## TASK ITEM
Search the material below for the string "Unlimited" and extract each line that has it.

## MATERIAL PROVIDED

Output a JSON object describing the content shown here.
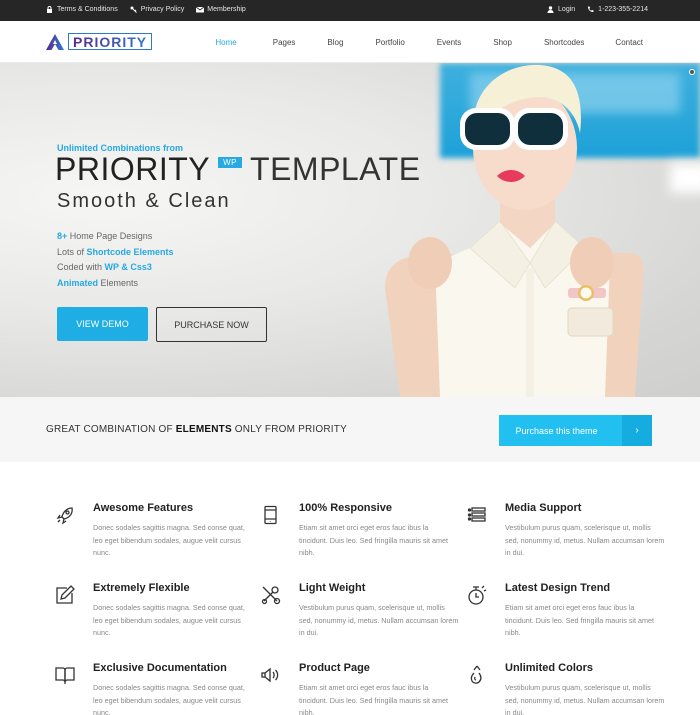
{
  "topbar": {
    "left_links": [
      {
        "label": "Terms & Conditions",
        "icon": "lock-icon"
      },
      {
        "label": "Privacy Policy",
        "icon": "key-icon"
      },
      {
        "label": "Membership",
        "icon": "envelope-icon"
      }
    ],
    "right_links": [
      {
        "label": "Login",
        "icon": "user-icon"
      },
      {
        "label": "1-223-355-2214",
        "icon": "phone-icon"
      }
    ]
  },
  "header": {
    "logo_text": "PRIORITY",
    "nav": [
      {
        "label": "Home",
        "active": true
      },
      {
        "label": "Pages"
      },
      {
        "label": "Blog"
      },
      {
        "label": "Portfolio"
      },
      {
        "label": "Events"
      },
      {
        "label": "Shop"
      },
      {
        "label": "Shortcodes"
      },
      {
        "label": "Contact"
      }
    ]
  },
  "hero": {
    "subtitle": "Unlimited Combinations from",
    "title_part1": "PRIORITY",
    "badge": "WP",
    "title_part2": "TEMPLATE",
    "tagline": "Smooth & Clean",
    "list": [
      {
        "highlight": "8+",
        "text": " Home Page Designs",
        "highlight_first": true
      },
      {
        "text": "Lots of ",
        "highlight": "Shortcode Elements",
        "highlight_first": false
      },
      {
        "text": "Coded with ",
        "highlight": "WP & Css3",
        "highlight_first": false
      },
      {
        "highlight": "Animated",
        "text": " Elements",
        "highlight_first": true
      }
    ],
    "btn_demo": "VIEW DEMO",
    "btn_purchase": "PURCHASE NOW"
  },
  "strip": {
    "text_before": "GREAT COMBINATION OF ",
    "text_bold": "ELEMENTS",
    "text_after": " ONLY FROM PRIORITY",
    "button_label": "Purchase this theme",
    "button_arrow": "›"
  },
  "features": [
    {
      "icon": "rocket-icon",
      "title": "Awesome Features",
      "desc": "Donec sodales sagittis magna. Sed conse quat, leo eget bibendum sodales, augue velit cursus nunc."
    },
    {
      "icon": "mobile-icon",
      "title": "100% Responsive",
      "desc": "Etiam sit amet orci eget eros fauc ibus la tincidunt. Duis leo. Sed fringilla mauris sit amet nibh."
    },
    {
      "icon": "list-icon",
      "title": "Media Support",
      "desc": "Vestibulum purus quam, scelerisque ut, mollis sed, nonummy id, metus. Nullam accumsan lorem in dui."
    },
    {
      "icon": "edit-icon",
      "title": "Extremely Flexible",
      "desc": "Donec sodales sagittis magna. Sed conse quat, leo eget bibendum sodales, augue velit cursus nunc."
    },
    {
      "icon": "tools-icon",
      "title": "Light Weight",
      "desc": "Vestibulum purus quam, scelerisque ut, mollis sed, nonummy id, metus. Nullam accumsan lorem in dui."
    },
    {
      "icon": "stopwatch-icon",
      "title": "Latest Design Trend",
      "desc": "Etiam sit amet orci eget eros fauc ibus la tincidunt. Duis leo. Sed fringilla mauris sit amet nibh."
    },
    {
      "icon": "book-icon",
      "title": "Exclusive Documentation",
      "desc": "Donec sodales sagittis magna. Sed conse quat, leo eget bibendum sodales, augue velit cursus nunc."
    },
    {
      "icon": "speaker-icon",
      "title": "Product Page",
      "desc": "Etiam sit amet orci eget eros fauc ibus la tincidunt. Duis leo. Sed fringilla mauris sit amet nibh."
    },
    {
      "icon": "drop-icon",
      "title": "Unlimited Colors",
      "desc": "Vestibulum purus quam, scelerisque ut, mollis sed, nonummy id, metus. Nullam accumsan lorem in dui."
    }
  ],
  "colors": {
    "accent": "#27a9e1",
    "topbar": "#262626",
    "strip_button": "#22c0f1"
  }
}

## YOUR SOLUTION
    "subtitle": "Unlimited Combinations from",
      "title": "Unlimited Colors",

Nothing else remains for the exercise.